Obviously, a hallmark of communicating is meeting people where they are and relating to them from their perspective. Entrepreneurs usually have personality types like everyone else. There are certain traits that they have in common and if you identify these traits, you can work and communicate with them more effectively.
1) Think like a customer. Entrepreneurs get their salaries from customers. In a way, they see themselves as an employee of the customer, and their customers as their employers. Therefore, they view you as a vendor, in some ways, rather than an employee. And they view themselves as customers of you as well. So they can, and probably should, get very frustrated if you’re not doing your job.
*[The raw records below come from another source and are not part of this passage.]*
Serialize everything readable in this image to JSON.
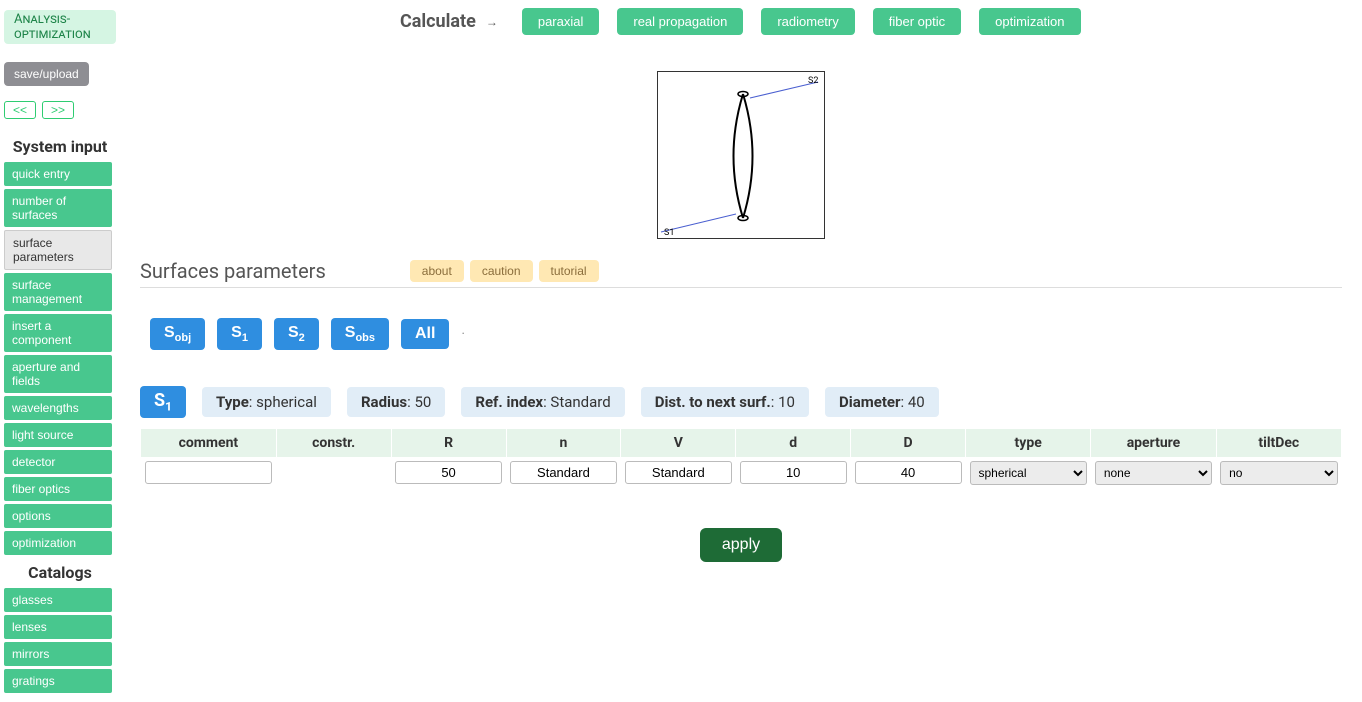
{
  "badge": "Analysis-optimization",
  "save_upload": "save/upload",
  "nav": {
    "prev": "<<",
    "next": ">>"
  },
  "sidebar": {
    "system_input_title": "System input",
    "items": [
      {
        "label": "quick entry",
        "active": false
      },
      {
        "label": "number of surfaces",
        "active": false
      },
      {
        "label": "surface parameters",
        "active": true
      },
      {
        "label": "surface management",
        "active": false
      },
      {
        "label": "insert a component",
        "active": false
      },
      {
        "label": "aperture and fields",
        "active": false
      },
      {
        "label": "wavelengths",
        "active": false
      },
      {
        "label": "light source",
        "active": false
      },
      {
        "label": "detector",
        "active": false
      },
      {
        "label": "fiber optics",
        "active": false
      },
      {
        "label": "options",
        "active": false
      },
      {
        "label": "optimization",
        "active": false
      }
    ],
    "catalogs_title": "Catalogs",
    "catalogs": [
      {
        "label": "glasses"
      },
      {
        "label": "lenses"
      },
      {
        "label": "mirrors"
      },
      {
        "label": "gratings"
      }
    ]
  },
  "topbar": {
    "calculate_label": "Calculate",
    "buttons": [
      {
        "label": "paraxial"
      },
      {
        "label": "real propagation"
      },
      {
        "label": "radiometry"
      },
      {
        "label": "fiber optic"
      },
      {
        "label": "optimization"
      }
    ]
  },
  "diagram": {
    "s1_label": "S1",
    "s2_label": "S2"
  },
  "section": {
    "title": "Surfaces parameters"
  },
  "help": {
    "about": "about",
    "caution": "caution",
    "tutorial": "tutorial"
  },
  "surface_tabs": {
    "sobj": "obj",
    "s1": "1",
    "s2": "2",
    "sobs": "obs",
    "all": "All"
  },
  "summary": {
    "surface_sub": "1",
    "type_label": "Type",
    "type_value": "spherical",
    "radius_label": "Radius",
    "radius_value": "50",
    "refindex_label": "Ref. index",
    "refindex_value": "Standard",
    "dist_label": "Dist. to next surf.",
    "dist_value": "10",
    "diameter_label": "Diameter",
    "diameter_value": "40"
  },
  "table": {
    "headers": {
      "comment": "comment",
      "constr": "constr.",
      "R": "R",
      "n": "n",
      "V": "V",
      "d": "d",
      "D": "D",
      "type": "type",
      "aperture": "aperture",
      "tiltDec": "tiltDec"
    },
    "row": {
      "comment": "",
      "constr": "",
      "R": "50",
      "n": "Standard",
      "V": "Standard",
      "d": "10",
      "D": "40",
      "type_options": [
        "spherical"
      ],
      "type_value": "spherical",
      "aperture_options": [
        "none"
      ],
      "aperture_value": "none",
      "tilt_options": [
        "no"
      ],
      "tilt_value": "no"
    }
  },
  "apply_label": "apply"
}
They figure that you shouldn’t be paid if you’re not doing your job, because that’s the relationship they have with their own customers.
To put it bluntly, they figure that if they’re paying you, you should do your job and do it happily, since you don’t often hear good entrepreneurs complaining about their customers, or not happily providing their services. On the other hand, some employees seem to think they are entitled to a job. Good entrepreneurs never feel entitled to revenue or to a customer relationship. This means they serve customers better than those entrepreneurs who hold an entitled view.
2) Think like an owner. Entrepreneurs are charged with running a company, getting a return to investors and keeping a company safe and in business. Actually, this is the make up of their entire job. So good entrepreneurs will delegate work appropriately but always accept 100 percent responsibility for a task being done, an area being run the right way, or a company being run the right way. Good entrepreneurs don’t pass the buck.
Actually, good employees don’t pass the buck either. So if you have a job to do, and you’re working with an entrepreneur, they’re going to expect you to do the job all the way and think of the implications rather than to rotely complete the task at hand and do what you are told. Having been both an employer and an employee, I am hard-pressed to think of a time adopting this attitude would ever hurt rather than help. If you are a waitress in a restaurant and are serving tables 1-20, and table 20 is re-assigned to another waiter, be sure to follow up and make sure that table 20 is served/waited on. Don’t just delegate the table away and blame someone else for not serving table 20.
3) Take things personally. It would be hard to grasp this if you haven’t started a business. But good entrepreneurs do not differentiate between themselves and their businesses. The businesses are, in some ways, a reflection of the entrepreneur. I’ve noticed that most employees don’t fully grasp that, which is understandable. If something about a business is not right, a good entrepreneur is going to take it personally. And you might need to do the same thing, in order to effectively communicate and work with an entrepreneur. This is why most entrepreneurs are tough people- the business is their art form and a reflection of who they are.
4) Recognize that entrepreneurs are fighting with real bullets, not rubber bullets. The practical matter is that their welfare and their families’ welfare is tied directly to their business. This is another reason that entrepreneurs are intense people. I’m not sure how anyone would be able to run a good business without a certain level of intensity. This point may be less prescriptive, except to give you some perspective about where they’re coming from.
If you’re going to work with entrepreneurs, understanding these traits that are common to many of them might help you understand their perspective and work with them effectively.